What you need to do
Could you print the full listing below, keeping each line identical?

Extracted material
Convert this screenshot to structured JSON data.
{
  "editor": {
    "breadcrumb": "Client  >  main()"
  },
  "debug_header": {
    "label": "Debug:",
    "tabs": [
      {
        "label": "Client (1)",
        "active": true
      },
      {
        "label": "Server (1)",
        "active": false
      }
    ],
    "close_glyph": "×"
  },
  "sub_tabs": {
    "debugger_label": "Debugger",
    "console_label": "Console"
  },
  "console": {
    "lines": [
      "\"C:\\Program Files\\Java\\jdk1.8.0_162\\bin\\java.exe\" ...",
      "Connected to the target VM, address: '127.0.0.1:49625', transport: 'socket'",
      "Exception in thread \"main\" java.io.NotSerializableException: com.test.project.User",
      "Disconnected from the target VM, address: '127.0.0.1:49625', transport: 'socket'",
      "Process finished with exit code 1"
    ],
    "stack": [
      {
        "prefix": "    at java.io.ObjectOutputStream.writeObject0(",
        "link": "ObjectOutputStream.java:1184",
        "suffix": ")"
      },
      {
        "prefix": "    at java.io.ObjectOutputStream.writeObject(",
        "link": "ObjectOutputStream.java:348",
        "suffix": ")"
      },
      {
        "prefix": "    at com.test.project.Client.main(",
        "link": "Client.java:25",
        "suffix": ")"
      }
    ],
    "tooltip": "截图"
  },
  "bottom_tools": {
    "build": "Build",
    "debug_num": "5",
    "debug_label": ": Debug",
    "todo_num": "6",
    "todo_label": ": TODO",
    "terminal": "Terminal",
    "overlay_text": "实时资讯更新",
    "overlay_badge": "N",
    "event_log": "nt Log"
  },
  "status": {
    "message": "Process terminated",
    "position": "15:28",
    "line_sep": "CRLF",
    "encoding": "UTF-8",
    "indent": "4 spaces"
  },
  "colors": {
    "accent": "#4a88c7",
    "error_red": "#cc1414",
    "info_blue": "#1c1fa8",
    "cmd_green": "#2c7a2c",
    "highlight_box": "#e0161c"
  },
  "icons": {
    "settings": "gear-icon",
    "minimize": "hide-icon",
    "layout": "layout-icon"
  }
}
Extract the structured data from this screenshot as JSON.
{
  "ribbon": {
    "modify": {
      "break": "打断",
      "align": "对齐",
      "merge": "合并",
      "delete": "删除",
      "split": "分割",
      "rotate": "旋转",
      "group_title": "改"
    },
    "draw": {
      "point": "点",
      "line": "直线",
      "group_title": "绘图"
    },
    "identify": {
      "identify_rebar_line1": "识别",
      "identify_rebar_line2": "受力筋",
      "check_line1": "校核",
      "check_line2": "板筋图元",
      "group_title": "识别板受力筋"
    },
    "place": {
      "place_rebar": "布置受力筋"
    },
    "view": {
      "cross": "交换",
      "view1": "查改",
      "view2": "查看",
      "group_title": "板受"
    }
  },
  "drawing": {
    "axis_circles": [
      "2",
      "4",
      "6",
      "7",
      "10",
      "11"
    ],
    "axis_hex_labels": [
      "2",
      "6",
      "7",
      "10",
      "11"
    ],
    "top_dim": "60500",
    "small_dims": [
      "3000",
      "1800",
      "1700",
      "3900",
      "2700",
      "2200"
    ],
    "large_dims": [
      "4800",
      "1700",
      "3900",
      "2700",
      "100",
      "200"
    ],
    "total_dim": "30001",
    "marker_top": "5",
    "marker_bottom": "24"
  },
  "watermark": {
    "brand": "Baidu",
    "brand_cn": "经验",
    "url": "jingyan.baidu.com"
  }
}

Solution for this exercise
Convert this screenshot to structured JSON data.
{
  "editor": {
    "breadcrumb": "Client  >  main()"
  },
  "debug_header": {
    "label": "Debug:",
    "tabs": [
      {
        "label": "Client (1)",
        "active": true
      },
      {
        "label": "Server (1)",
        "active": false
      }
    ],
    "close_glyph": "×"
  },
  "sub_tabs": {
    "debugger_label": "Debugger",
    "console_label": "Console"
  },
  "console": {
    "lines": [
      "\"C:\\Program Files\\Java\\jdk1.8.0_162\\bin\\java.exe\" ...",
      "Connected to the target VM, address: '127.0.0.1:49625', transport: 'socket'",
      "Exception in thread \"main\" java.io.NotSerializableException: com.test.project.User",
      "Disconnected from the target VM, address: '127.0.0.1:49625', transport: 'socket'",
      "Process finished with exit code 1"
    ],
    "stack": [
      {
        "prefix": "    at java.io.ObjectOutputStream.writeObject0(",
        "link": "ObjectOutputStream.java:1184",
        "suffix": ")"
      },
      {
        "prefix": "    at java.io.ObjectOutputStream.writeObject(",
        "link": "ObjectOutputStream.java:348",
        "suffix": ")"
      },
      {
        "prefix": "    at com.test.project.Client.main(",
        "link": "Client.java:25",
        "suffix": ")"
      }
    ],
    "tooltip": "截图"
  },
  "bottom_tools": {
    "build": "Build",
    "debug_num": "5",
    "debug_label": ": Debug",
    "todo_num": "6",
    "todo_label": ": TODO",
    "terminal": "Terminal",
    "overlay_text": "实时资讯更新",
    "overlay_badge": "N",
    "event_log": "nt Log"
  },
  "status": {
    "message": "Process terminated",
    "position": "15:28",
    "line_sep": "CRLF",
    "encoding": "UTF-8",
    "indent": "4 spaces"
  },
  "colors": {
    "accent": "#4a88c7",
    "error_red": "#cc1414",
    "info_blue": "#1c1fa8",
    "cmd_green": "#2c7a2c",
    "highlight_box": "#e0161c"
  },
  "icons": {
    "settings": "gear-icon",
    "minimize": "hide-icon",
    "layout": "layout-icon"
  }
}
Extract the structured data from this screenshot as JSON.
{
  "ribbon": {
    "modify": {
      "break": "打断",
      "align": "对齐",
      "merge": "合并",
      "delete": "删除",
      "split": "分割",
      "rotate": "旋转",
      "group_title": "改"
    },
    "draw": {
      "point": "点",
      "line": "直线",
      "group_title": "绘图"
    },
    "identify": {
      "identify_rebar_line1": "识别",
      "identify_rebar_line2": "受力筋",
      "check_line1": "校核",
      "check_line2": "板筋图元",
      "group_title": "识别板受力筋"
    },
    "place": {
      "place_rebar": "布置受力筋"
    },
    "view": {
      "cross": "交换",
      "view1": "查改",
      "view2": "查看",
      "group_title": "板受"
    }
  },
  "drawing": {
    "axis_circles": [
      "2",
      "4",
      "6",
      "7",
      "10",
      "11"
    ],
    "axis_hex_labels": [
      "2",
      "6",
      "7",
      "10",
      "11"
    ],
    "top_dim": "60500",
    "small_dims": [
      "3000",
      "1800",
      "1700",
      "3900",
      "2700",
      "2200"
    ],
    "large_dims": [
      "4800",
      "1700",
      "3900",
      "2700",
      "100",
      "200"
    ],
    "total_dim": "30001",
    "marker_top": "5",
    "marker_bottom": "24"
  },
  "watermark": {
    "brand": "Baidu",
    "brand_cn": "经验",
    "url": "jingyan.baidu.com"
  }
}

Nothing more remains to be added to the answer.